TOKYO -- Japan could reopen talks on whether to join the China-led Asian Infrastructure Investment Bank, a senior lawmaker signaled Tuesday after meeting with Chinese President Xi Jinping to discuss improving bilateral ties.
Toshihiro Nikai, secretary-general of Japan's ruling Liberal Democratic Party, did not discuss the matter with Xi directly during the pair's 17-minute talk in Beijing on Tuesday, which was concerned mainly with the possibility of Chinese leaders including Xi visiting Japan and Prime Minister Shinzo Abe visiting China. But Nikai told a news conference afterward that he would discuss the matter thoroughly with Abe when he returns home.
Pulling Japan into the organization would be a significant win for China, and was likely on Xi's mind as he received the Japanese lawmaker. Nikai had told his traveling press pool Monday that the government will see "how quickly we can reach a decision" on AIIB membership. Japan and the U.S. steered clear of the organization when it set sail in 2015.
Abe himself said in an interview Monday with Broadcast Satellite Japan and CNBC of the U.S. that Tokyo will discuss the matter carefully with Washington. "First of all, there remains the issue of whether impartial governance can be established," he said. "Secondly, there is the issue of the sustainability of debt servicing on the part of the borrowing countries and whether the societal and environmental impact are duly considered."
Neither Finance Minister Taro Aso nor Chief Cabinet Secretary Yoshihide Suga went into detail regarding the AIIB when speaking to the press Tuesday, saying only that no changes have yet been made to Japanese policy.
Nikai was in Beijing as part of Japan's delegation to the Belt and Road Forum for International Cooperation promoting China's massive infrastructure initiative. Takaya Imai, Abe's executive secretary, was in attendance as well, though not Economy, Trade and Industry Minister Hiroshige Seko, as Beijing had hoped. Nikai called the event a "great success" in an interview with Chinese state television.
The lawmaker met with Xi the day after the forum ended, delivering a letter from Abe to the president that called for reciprocal visits. Xi said he would consider sending high-level officials to Japan, and called on Tokyo to join Beijing in working toward friendly ties.
Tokyo sees economic forums and future talks as chances to improve relations with Beijing more broadly. This is particularly important as North Korea's nuclear weapons and missile programs progress, given Beijing's heavy influence on Pyongyang. "Japan and China are united in their intent to denuclearize the North," a Japanese foreign ministry official said.
U.S. President Donald Trump has also helped nudge the countries closer together. While the U.S. and Japan remain strong allies, the transactional nature of Trump's diplomacy makes it tough to predict how he will approach that relationship in the future. "As the U.S. and China draw closer, Japan fears being left out," an official accompanying Nikai said. Meanwhile, building ties to a U.S. ally is a strong strategic move on China's part, particularly at a time when stability in foreign policy is a chief concern.
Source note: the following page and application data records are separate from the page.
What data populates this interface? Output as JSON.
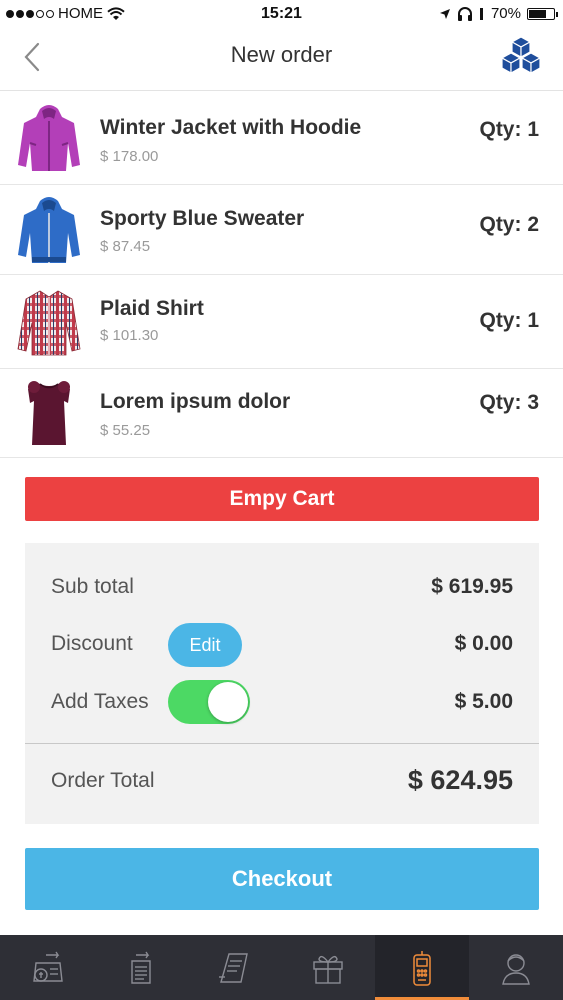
{
  "status_bar": {
    "carrier": "HOME",
    "time": "15:21",
    "battery": "70%",
    "battery_level": 0.7
  },
  "nav": {
    "title": "New order",
    "logo_icon": "cube-cluster-icon"
  },
  "items": [
    {
      "name": "Winter Jacket with Hoodie",
      "price": "$ 178.00",
      "qty": "Qty: 1",
      "image": "purple-jacket-image",
      "color": "#b33fb8"
    },
    {
      "name": "Sporty Blue Sweater",
      "price": "$ 87.45",
      "qty": "Qty: 2",
      "image": "blue-sweater-image",
      "color": "#2e6cc7"
    },
    {
      "name": "Plaid Shirt",
      "price": "$ 101.30",
      "qty": "Qty: 1",
      "image": "plaid-shirt-image",
      "color": "#c0394a"
    },
    {
      "name": "Lorem ipsum dolor",
      "price": "$ 55.25",
      "qty": "Qty: 3",
      "image": "maroon-blouse-image",
      "color": "#5a1530"
    }
  ],
  "empty_cart_label": "Empy Cart",
  "summary": {
    "subtotal_label": "Sub total",
    "subtotal_value": "$ 619.95",
    "discount_label": "Discount",
    "discount_edit": "Edit",
    "discount_value": "$ 0.00",
    "taxes_label": "Add Taxes",
    "taxes_value": "$ 5.00",
    "taxes_enabled": true,
    "total_label": "Order Total",
    "total_value": "$ 624.95"
  },
  "checkout_label": "Checkout",
  "tabs": [
    {
      "icon": "cash-register-icon",
      "active": false
    },
    {
      "icon": "transfer-documents-icon",
      "active": false
    },
    {
      "icon": "receipt-icon",
      "active": false
    },
    {
      "icon": "gift-icon",
      "active": false
    },
    {
      "icon": "pos-terminal-icon",
      "active": true
    },
    {
      "icon": "customer-icon",
      "active": false
    }
  ],
  "colors": {
    "accent_blue": "#4bb6e6",
    "danger_red": "#ec4141",
    "toggle_green": "#4cd964",
    "tab_active": "#f08c3a",
    "tab_bar": "#2e2f36",
    "logo_blue": "#1f4e9c"
  }
}
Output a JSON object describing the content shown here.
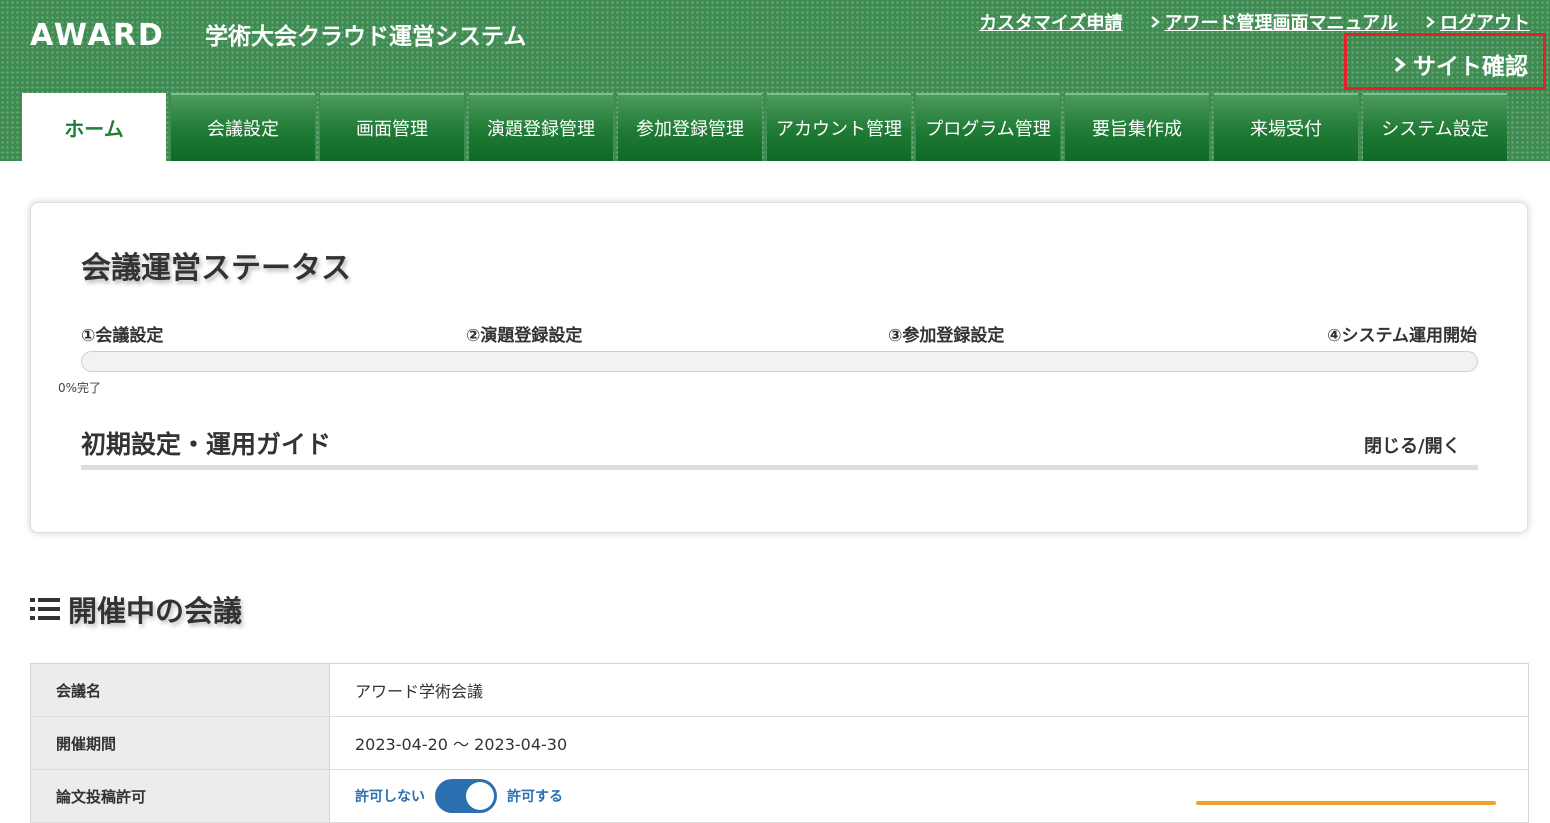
{
  "header": {
    "logo": "AWARD",
    "app_title": "学術大会クラウド運営システム",
    "links": [
      {
        "label": "カスタマイズ申請",
        "chevron": false
      },
      {
        "label": "アワード管理画面マニュアル",
        "chevron": true
      },
      {
        "label": "ログアウト",
        "chevron": true
      }
    ],
    "site_check": "サイト確認",
    "highlight_color": "#e4202b"
  },
  "nav": {
    "tabs": [
      {
        "label": "ホーム",
        "active": true
      },
      {
        "label": "会議設定",
        "active": false
      },
      {
        "label": "画面管理",
        "active": false
      },
      {
        "label": "演題登録管理",
        "active": false
      },
      {
        "label": "参加登録管理",
        "active": false
      },
      {
        "label": "アカウント管理",
        "active": false
      },
      {
        "label": "プログラム管理",
        "active": false
      },
      {
        "label": "要旨集作成",
        "active": false
      },
      {
        "label": "来場受付",
        "active": false
      },
      {
        "label": "システム設定",
        "active": false
      }
    ]
  },
  "status": {
    "title": "会議運営ステータス",
    "steps": [
      "①会議設定",
      "②演題登録設定",
      "③参加登録設定",
      "④システム運用開始"
    ],
    "progress_percent": 0,
    "progress_label": "0%完了",
    "guide_title": "初期設定・運用ガイド",
    "guide_toggle": "閉じる/開く"
  },
  "section": {
    "title": "開催中の会議"
  },
  "conference_table": {
    "rows": [
      {
        "label": "会議名",
        "value": "アワード学術会議"
      },
      {
        "label": "開催期間",
        "value": "2023-04-20 ～ 2023-04-30"
      },
      {
        "label": "論文投稿許可",
        "off_label": "許可しない",
        "on_label": "許可する",
        "enabled": true
      }
    ]
  },
  "colors": {
    "header_green": "#3f8c52",
    "tab_green": "#1f7a35",
    "active_tab_text": "#1e7f37",
    "toggle_blue": "#2a6fb0"
  }
}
China's Communist Party will choose new leadership this autumn at the twice-a-decade National Congress, where Xi will begin his second term as general secretary. Avoiding sticky foreign policy questions will allow the president to focus more completely on shaping staff appointments as he sees fit. Meanwhile, cooperation from Japanese companies could help invigorate China's slowing economy.
But there is no guarantee these efforts to improve ties will persist. Chinese state news outlet Xinhua did not discuss the prospect of Xi visiting Japan or Abe coming to China in coverage of the president's meeting with Nikai. Elements in the Communist Party opposing Xi's policies could also rustle up anti-Japanese sentiment to gather support as the National Congress draws near.
Nikkei staff writer Hiroyuki Akiyama in Beijing contributed to this report.